*** Extracted information ***

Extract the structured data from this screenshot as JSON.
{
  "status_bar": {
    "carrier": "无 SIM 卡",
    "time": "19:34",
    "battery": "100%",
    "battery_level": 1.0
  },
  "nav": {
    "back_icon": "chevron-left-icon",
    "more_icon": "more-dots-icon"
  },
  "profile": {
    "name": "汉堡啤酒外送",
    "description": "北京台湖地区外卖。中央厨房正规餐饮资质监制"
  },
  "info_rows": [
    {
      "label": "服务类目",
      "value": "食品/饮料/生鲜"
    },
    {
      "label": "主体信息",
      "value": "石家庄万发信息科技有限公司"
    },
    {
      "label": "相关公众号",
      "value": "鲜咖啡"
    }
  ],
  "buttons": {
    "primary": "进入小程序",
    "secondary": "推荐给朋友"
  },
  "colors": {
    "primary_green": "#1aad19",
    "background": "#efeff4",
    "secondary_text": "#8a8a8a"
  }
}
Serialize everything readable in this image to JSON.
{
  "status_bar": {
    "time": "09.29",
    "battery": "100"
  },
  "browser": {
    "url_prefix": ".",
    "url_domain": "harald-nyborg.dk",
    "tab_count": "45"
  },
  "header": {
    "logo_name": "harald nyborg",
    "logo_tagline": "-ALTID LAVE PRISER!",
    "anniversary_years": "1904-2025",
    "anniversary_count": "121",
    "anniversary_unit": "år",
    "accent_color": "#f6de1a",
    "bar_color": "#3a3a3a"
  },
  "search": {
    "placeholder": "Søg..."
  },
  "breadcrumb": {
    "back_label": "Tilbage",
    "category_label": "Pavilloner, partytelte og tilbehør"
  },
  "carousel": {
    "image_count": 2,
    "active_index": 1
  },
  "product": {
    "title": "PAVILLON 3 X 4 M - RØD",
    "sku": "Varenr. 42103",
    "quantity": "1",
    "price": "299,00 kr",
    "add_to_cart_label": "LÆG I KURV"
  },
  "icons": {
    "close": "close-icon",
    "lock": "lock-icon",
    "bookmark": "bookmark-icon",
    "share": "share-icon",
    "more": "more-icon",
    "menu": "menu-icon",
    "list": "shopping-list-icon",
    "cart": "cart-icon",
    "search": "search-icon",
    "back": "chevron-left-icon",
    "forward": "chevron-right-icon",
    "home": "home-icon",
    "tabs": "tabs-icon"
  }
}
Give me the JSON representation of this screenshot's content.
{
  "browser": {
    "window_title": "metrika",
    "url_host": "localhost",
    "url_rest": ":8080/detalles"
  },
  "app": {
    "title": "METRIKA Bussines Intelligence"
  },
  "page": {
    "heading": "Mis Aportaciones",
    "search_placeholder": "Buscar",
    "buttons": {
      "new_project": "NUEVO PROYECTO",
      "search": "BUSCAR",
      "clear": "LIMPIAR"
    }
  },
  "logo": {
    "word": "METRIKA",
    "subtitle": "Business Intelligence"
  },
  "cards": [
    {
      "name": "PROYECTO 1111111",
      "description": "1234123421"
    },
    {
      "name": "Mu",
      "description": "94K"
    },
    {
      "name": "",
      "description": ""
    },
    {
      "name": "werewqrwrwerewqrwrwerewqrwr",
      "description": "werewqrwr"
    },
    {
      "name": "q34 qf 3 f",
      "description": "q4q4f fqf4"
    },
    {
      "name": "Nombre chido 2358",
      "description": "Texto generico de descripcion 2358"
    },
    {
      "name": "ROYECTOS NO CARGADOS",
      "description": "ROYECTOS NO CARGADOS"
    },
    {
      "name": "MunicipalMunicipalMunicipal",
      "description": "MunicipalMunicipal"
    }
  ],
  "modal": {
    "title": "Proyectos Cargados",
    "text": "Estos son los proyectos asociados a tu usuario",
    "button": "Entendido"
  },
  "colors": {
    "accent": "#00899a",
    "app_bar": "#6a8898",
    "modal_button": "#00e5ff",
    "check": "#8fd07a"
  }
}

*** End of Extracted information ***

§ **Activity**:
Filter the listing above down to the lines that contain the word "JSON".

§ **Answer to this task**:
Extract the structured data from this screenshot as JSON.
Serialize everything readable in this image to JSON.
Give me the JSON representation of this screenshot's content.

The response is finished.